Element data from apps and pages
==================================================
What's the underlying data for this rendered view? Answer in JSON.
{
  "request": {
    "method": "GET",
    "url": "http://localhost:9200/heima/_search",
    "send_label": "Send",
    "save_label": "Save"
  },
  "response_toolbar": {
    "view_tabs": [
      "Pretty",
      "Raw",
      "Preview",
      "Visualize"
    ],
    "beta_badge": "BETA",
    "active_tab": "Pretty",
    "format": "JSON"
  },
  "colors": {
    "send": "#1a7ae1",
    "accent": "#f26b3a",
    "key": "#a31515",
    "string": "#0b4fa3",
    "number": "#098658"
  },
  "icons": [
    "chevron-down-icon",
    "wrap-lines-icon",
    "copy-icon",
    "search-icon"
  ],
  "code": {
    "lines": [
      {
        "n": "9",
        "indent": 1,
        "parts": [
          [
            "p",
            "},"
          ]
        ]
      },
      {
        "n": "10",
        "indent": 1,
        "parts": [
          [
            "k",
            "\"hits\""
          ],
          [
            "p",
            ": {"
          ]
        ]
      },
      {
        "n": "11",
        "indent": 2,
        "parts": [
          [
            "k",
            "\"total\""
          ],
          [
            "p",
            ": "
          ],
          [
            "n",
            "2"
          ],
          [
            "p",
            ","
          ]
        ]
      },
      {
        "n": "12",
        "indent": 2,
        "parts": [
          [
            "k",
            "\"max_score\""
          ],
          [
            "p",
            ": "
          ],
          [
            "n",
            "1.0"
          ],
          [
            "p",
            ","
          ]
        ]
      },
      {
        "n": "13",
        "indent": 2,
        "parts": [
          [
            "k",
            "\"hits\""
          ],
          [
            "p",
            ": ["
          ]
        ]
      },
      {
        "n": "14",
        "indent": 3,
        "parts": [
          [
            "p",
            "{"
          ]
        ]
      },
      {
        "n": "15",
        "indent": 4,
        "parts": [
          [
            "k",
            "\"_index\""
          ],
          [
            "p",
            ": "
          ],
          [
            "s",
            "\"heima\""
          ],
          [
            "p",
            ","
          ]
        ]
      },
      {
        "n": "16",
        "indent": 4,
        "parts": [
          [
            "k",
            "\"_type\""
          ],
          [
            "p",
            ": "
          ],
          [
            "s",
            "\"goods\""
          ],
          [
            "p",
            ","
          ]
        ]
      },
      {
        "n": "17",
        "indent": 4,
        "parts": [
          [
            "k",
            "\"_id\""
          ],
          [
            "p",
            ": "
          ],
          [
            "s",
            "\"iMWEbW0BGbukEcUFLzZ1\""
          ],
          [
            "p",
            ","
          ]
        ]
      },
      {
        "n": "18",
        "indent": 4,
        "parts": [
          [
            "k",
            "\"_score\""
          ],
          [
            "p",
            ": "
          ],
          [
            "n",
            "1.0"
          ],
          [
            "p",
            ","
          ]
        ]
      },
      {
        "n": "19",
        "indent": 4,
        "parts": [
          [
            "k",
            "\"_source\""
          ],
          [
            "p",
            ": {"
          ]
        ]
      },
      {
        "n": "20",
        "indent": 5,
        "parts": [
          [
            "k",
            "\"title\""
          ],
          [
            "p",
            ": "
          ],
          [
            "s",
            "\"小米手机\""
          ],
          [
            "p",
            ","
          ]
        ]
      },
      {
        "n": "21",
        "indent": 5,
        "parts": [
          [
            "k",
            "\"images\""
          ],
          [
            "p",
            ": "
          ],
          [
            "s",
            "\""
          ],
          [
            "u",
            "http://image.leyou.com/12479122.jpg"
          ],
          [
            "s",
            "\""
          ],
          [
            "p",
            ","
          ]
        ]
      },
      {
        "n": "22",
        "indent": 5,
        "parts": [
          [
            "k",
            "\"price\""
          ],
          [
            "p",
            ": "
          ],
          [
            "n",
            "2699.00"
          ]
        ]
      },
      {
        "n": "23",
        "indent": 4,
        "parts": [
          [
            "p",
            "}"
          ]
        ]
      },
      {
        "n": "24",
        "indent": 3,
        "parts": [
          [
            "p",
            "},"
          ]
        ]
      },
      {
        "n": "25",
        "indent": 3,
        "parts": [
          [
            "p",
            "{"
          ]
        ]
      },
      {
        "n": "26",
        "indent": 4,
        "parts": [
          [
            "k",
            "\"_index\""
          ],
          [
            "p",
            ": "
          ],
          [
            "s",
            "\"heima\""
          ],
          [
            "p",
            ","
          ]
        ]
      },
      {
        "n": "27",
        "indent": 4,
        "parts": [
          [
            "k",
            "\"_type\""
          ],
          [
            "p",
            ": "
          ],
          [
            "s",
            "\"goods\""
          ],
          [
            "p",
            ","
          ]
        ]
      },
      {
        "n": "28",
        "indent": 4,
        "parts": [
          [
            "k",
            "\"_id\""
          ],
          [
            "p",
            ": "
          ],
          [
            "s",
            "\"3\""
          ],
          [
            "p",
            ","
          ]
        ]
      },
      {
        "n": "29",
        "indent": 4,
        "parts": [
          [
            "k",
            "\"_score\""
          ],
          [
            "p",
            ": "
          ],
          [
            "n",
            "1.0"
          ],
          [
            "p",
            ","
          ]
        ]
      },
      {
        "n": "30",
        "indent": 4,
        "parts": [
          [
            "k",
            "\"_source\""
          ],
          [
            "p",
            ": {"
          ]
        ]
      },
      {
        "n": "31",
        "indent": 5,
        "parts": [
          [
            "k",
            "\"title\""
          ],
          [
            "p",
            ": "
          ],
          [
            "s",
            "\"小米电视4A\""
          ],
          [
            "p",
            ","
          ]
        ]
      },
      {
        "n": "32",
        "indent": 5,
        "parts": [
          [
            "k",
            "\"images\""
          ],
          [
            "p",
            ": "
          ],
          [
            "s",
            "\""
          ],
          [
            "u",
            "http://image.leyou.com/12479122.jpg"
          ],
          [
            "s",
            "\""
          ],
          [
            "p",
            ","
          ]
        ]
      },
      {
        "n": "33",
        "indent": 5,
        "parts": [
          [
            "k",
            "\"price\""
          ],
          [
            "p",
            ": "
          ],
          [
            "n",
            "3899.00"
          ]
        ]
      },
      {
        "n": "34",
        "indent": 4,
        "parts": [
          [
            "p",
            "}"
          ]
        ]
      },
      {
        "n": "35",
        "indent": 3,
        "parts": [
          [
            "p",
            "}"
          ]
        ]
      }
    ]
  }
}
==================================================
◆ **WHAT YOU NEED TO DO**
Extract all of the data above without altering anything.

◆ **RESPONSE AREA**
What's the underlying data for this rendered view? Answer in JSON.
{
  "request": {
    "method": "GET",
    "url": "http://localhost:9200/heima/_search",
    "send_label": "Send",
    "save_label": "Save"
  },
  "response_toolbar": {
    "view_tabs": [
      "Pretty",
      "Raw",
      "Preview",
      "Visualize"
    ],
    "beta_badge": "BETA",
    "active_tab": "Pretty",
    "format": "JSON"
  },
  "colors": {
    "send": "#1a7ae1",
    "accent": "#f26b3a",
    "key": "#a31515",
    "string": "#0b4fa3",
    "number": "#098658"
  },
  "icons": [
    "chevron-down-icon",
    "wrap-lines-icon",
    "copy-icon",
    "search-icon"
  ],
  "code": {
    "lines": [
      {
        "n": "9",
        "indent": 1,
        "parts": [
          [
            "p",
            "},"
          ]
        ]
      },
      {
        "n": "10",
        "indent": 1,
        "parts": [
          [
            "k",
            "\"hits\""
          ],
          [
            "p",
            ": {"
          ]
        ]
      },
      {
        "n": "11",
        "indent": 2,
        "parts": [
          [
            "k",
            "\"total\""
          ],
          [
            "p",
            ": "
          ],
          [
            "n",
            "2"
          ],
          [
            "p",
            ","
          ]
        ]
      },
      {
        "n": "12",
        "indent": 2,
        "parts": [
          [
            "k",
            "\"max_score\""
          ],
          [
            "p",
            ": "
          ],
          [
            "n",
            "1.0"
          ],
          [
            "p",
            ","
          ]
        ]
      },
      {
        "n": "13",
        "indent": 2,
        "parts": [
          [
            "k",
            "\"hits\""
          ],
          [
            "p",
            ": ["
          ]
        ]
      },
      {
        "n": "14",
        "indent": 3,
        "parts": [
          [
            "p",
            "{"
          ]
        ]
      },
      {
        "n": "15",
        "indent": 4,
        "parts": [
          [
            "k",
            "\"_index\""
          ],
          [
            "p",
            ": "
          ],
          [
            "s",
            "\"heima\""
          ],
          [
            "p",
            ","
          ]
        ]
      },
      {
        "n": "16",
        "indent": 4,
        "parts": [
          [
            "k",
            "\"_type\""
          ],
          [
            "p",
            ": "
          ],
          [
            "s",
            "\"goods\""
          ],
          [
            "p",
            ","
          ]
        ]
      },
      {
        "n": "17",
        "indent": 4,
        "parts": [
          [
            "k",
            "\"_id\""
          ],
          [
            "p",
            ": "
          ],
          [
            "s",
            "\"iMWEbW0BGbukEcUFLzZ1\""
          ],
          [
            "p",
            ","
          ]
        ]
      },
      {
        "n": "18",
        "indent": 4,
        "parts": [
          [
            "k",
            "\"_score\""
          ],
          [
            "p",
            ": "
          ],
          [
            "n",
            "1.0"
          ],
          [
            "p",
            ","
          ]
        ]
      },
      {
        "n": "19",
        "indent": 4,
        "parts": [
          [
            "k",
            "\"_source\""
          ],
          [
            "p",
            ": {"
          ]
        ]
      },
      {
        "n": "20",
        "indent": 5,
        "parts": [
          [
            "k",
            "\"title\""
          ],
          [
            "p",
            ": "
          ],
          [
            "s",
            "\"小米手机\""
          ],
          [
            "p",
            ","
          ]
        ]
      },
      {
        "n": "21",
        "indent": 5,
        "parts": [
          [
            "k",
            "\"images\""
          ],
          [
            "p",
            ": "
          ],
          [
            "s",
            "\""
          ],
          [
            "u",
            "http://image.leyou.com/12479122.jpg"
          ],
          [
            "s",
            "\""
          ],
          [
            "p",
            ","
          ]
        ]
      },
      {
        "n": "22",
        "indent": 5,
        "parts": [
          [
            "k",
            "\"price\""
          ],
          [
            "p",
            ": "
          ],
          [
            "n",
            "2699.00"
          ]
        ]
      },
      {
        "n": "23",
        "indent": 4,
        "parts": [
          [
            "p",
            "}"
          ]
        ]
      },
      {
        "n": "24",
        "indent": 3,
        "parts": [
          [
            "p",
            "},"
          ]
        ]
      },
      {
        "n": "25",
        "indent": 3,
        "parts": [
          [
            "p",
            "{"
          ]
        ]
      },
      {
        "n": "26",
        "indent": 4,
        "parts": [
          [
            "k",
            "\"_index\""
          ],
          [
            "p",
            ": "
          ],
          [
            "s",
            "\"heima\""
          ],
          [
            "p",
            ","
          ]
        ]
      },
      {
        "n": "27",
        "indent": 4,
        "parts": [
          [
            "k",
            "\"_type\""
          ],
          [
            "p",
            ": "
          ],
          [
            "s",
            "\"goods\""
          ],
          [
            "p",
            ","
          ]
        ]
      },
      {
        "n": "28",
        "indent": 4,
        "parts": [
          [
            "k",
            "\"_id\""
          ],
          [
            "p",
            ": "
          ],
          [
            "s",
            "\"3\""
          ],
          [
            "p",
            ","
          ]
        ]
      },
      {
        "n": "29",
        "indent": 4,
        "parts": [
          [
            "k",
            "\"_score\""
          ],
          [
            "p",
            ": "
          ],
          [
            "n",
            "1.0"
          ],
          [
            "p",
            ","
          ]
        ]
      },
      {
        "n": "30",
        "indent": 4,
        "parts": [
          [
            "k",
            "\"_source\""
          ],
          [
            "p",
            ": {"
          ]
        ]
      },
      {
        "n": "31",
        "indent": 5,
        "parts": [
          [
            "k",
            "\"title\""
          ],
          [
            "p",
            ": "
          ],
          [
            "s",
            "\"小米电视4A\""
          ],
          [
            "p",
            ","
          ]
        ]
      },
      {
        "n": "32",
        "indent": 5,
        "parts": [
          [
            "k",
            "\"images\""
          ],
          [
            "p",
            ": "
          ],
          [
            "s",
            "\""
          ],
          [
            "u",
            "http://image.leyou.com/12479122.jpg"
          ],
          [
            "s",
            "\""
          ],
          [
            "p",
            ","
          ]
        ]
      },
      {
        "n": "33",
        "indent": 5,
        "parts": [
          [
            "k",
            "\"price\""
          ],
          [
            "p",
            ": "
          ],
          [
            "n",
            "3899.00"
          ]
        ]
      },
      {
        "n": "34",
        "indent": 4,
        "parts": [
          [
            "p",
            "}"
          ]
        ]
      },
      {
        "n": "35",
        "indent": 3,
        "parts": [
          [
            "p",
            "}"
          ]
        ]
      }
    ]
  }
}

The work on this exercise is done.